Gènéthique, 23 september 2006
A number of French dailies reported on the stem cell convention held in Rome from 14 to 16 September, which was organised by the Pontifical Academy for Life, the FIAMC (International Federation of Catholic Medical Associations) and the Jérôme Lejeune Foundation.
Embryonic stem cells, which are sought after for their ability to repair organs (brain, heart, kidneys, etc.), initially appeared the easiest to obtain. However, other stem cells which have the potential to transform into heart, brain or liver cells have been discovered in the blood, umbilical cord and olfactory epithelium. A new alternative has also emerged recently which involves transforming fibroblasts into stem cells. This research on non-embryonic stem cells was what drew 350 participants to gather in the Vatican and review the progress of the different published papers.
Nicolas Forraz, a researcher in Newcastle, works on umbilical cord stem cells. He indicated how pleased he was that such a convention could be held and regretted that usually “our techniques (…) do not receive the same interest even though the therapeutic results obtained are convincing.” In his paper, Prof. McGuckin (Newcastle) stressed that no one had ever proved that embryonic stem cells were totipotent. Prof. McGuckin and his team succeeded in obtaining neural, endothelial and hepatic cell cultures from blood cord cells. He referred to an innovative system, developed with NASA, enabling cord blood stem cells to be cultured in 3 dimensions.
Prof. Stauer (University of Düsseldorf, Germany) revealed some promising results: transformed bone marrow stem cells injected into heart attack victims led to improved cardiac functions.
Prof. David Hess (Georgia Medical College, United States), provided an overview of current neurology trials on strokes, Parkinson’s disease, etc. carried out either with bone marrow stem cells or growth factors to stimulate endogenous stem cells or neurons.
Prof. Yamanaka (University of Kyoto, Japan) identified the factors which generate pluripotent stem cells from fibroblast cultures.
Prof. Claude Huriet (Vice Chairman of the UNESCO International Bioethics Committee and Chairman of the Curie Institute in Paris, France) looked at the stem cell issue from an economic and political angle. According to him, “the stem cells for regenerative medicine market is worth 15 billion dollars”.
Neurologist and Chairman of the Convention, Prof. Gian Luigi Gigli, cautioned against misleading announcements made for financial purposes, such as those by Prof. Hwang and Prof. Lanza. “You must not give people false hope. It is too simplistic to say you are going to treat someone with embryonic stem cells as these raise a number of problems, such as DNA instability or lack of compatibility with the receiver,” he stressed.

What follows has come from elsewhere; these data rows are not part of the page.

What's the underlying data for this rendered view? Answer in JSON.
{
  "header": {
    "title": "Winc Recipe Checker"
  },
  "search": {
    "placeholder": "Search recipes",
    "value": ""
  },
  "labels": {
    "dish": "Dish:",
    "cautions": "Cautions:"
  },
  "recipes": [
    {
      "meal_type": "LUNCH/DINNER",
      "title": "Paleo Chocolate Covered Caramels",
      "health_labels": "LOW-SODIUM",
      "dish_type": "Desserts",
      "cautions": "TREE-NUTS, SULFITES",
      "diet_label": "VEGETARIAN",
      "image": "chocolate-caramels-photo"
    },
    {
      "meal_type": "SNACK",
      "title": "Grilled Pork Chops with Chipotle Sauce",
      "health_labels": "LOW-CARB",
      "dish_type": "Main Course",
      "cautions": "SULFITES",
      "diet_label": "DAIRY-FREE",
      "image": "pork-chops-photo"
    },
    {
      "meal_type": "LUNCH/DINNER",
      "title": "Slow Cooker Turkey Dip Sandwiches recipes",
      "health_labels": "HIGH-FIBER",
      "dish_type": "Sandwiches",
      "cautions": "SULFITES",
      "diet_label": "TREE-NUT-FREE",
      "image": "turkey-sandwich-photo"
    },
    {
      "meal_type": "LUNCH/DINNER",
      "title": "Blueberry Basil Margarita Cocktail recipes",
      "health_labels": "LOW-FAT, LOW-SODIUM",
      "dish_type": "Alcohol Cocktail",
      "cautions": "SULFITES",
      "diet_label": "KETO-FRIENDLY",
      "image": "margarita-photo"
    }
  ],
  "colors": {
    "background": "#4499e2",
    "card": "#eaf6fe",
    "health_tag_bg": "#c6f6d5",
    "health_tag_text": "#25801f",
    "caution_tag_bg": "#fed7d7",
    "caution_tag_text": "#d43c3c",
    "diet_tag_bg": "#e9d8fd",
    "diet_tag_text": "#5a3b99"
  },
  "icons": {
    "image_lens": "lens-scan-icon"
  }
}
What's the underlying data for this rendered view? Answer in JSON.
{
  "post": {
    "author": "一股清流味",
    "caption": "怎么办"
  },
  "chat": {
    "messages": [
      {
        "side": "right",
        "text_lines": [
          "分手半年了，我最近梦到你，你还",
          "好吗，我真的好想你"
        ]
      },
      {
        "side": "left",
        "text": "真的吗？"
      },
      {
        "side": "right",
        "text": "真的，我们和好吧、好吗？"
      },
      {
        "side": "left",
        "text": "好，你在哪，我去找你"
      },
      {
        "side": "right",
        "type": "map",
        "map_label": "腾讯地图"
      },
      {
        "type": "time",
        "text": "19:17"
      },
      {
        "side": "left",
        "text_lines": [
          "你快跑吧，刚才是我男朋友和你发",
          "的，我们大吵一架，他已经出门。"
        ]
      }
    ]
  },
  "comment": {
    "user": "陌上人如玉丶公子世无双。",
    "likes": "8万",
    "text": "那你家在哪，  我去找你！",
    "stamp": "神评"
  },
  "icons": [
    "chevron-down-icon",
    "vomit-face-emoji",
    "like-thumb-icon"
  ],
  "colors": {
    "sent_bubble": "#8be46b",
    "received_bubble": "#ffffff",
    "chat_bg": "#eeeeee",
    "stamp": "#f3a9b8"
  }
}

For Bishop Elio Sgreccia, Chairman of the Pontifical Academy for Life which organised the Convention, “The scientific results support our ethical position. Much research on adult stem cells has achieved positive results and, in certain cases, particularly for heart trouble and brain diseases, treatments have already been applied.” When questioned over what solution the Catholic Church proposed for currently frozen embryos, Bishop Sgreccia replied, “Freezing is in itself an offence against dignity. No matter what solution is adopted, it will be bad. We must achieve an international ban on freezing embryos for conservation before reflecting on the future of currently frozen embryos. If we do not do this, we would be encouraging the practice of freezing human embryos.” Only then can we think about the future of currently frozen embryos… and not the other way round, he said.
Upon greeting the participants at Castel Gandolfo, Pope Benedict XVI declared that “research on stem cells should be approved and encouraged when it combines scientific knowledge, state-of-the-art technology and ethics which call for respect for human beings at all stages of their existence.” He condemned research on embryonic stem cells which lead to the destruction of human life and over which there can be “neither compromise nor hesitation”. According to him, a society cannot fight crime effectively if it legalises the violation of life in its infancy. Under such circumstances, he said, although research strives for a therapeutic result, it cannot really serve humanity as it causes the destruction of human lives which have the same right to dignity as all other human beings, including researchers. Benedict XVI reaffirmed “the [Catholic Church]’s constant support throughout the two thousand years of its existence for research into treating diseases and the good of humanity. The only resistance there has been, and which persists, concerns forms of research which provide for the programmed destruction of human beings who already exist even if not already born.”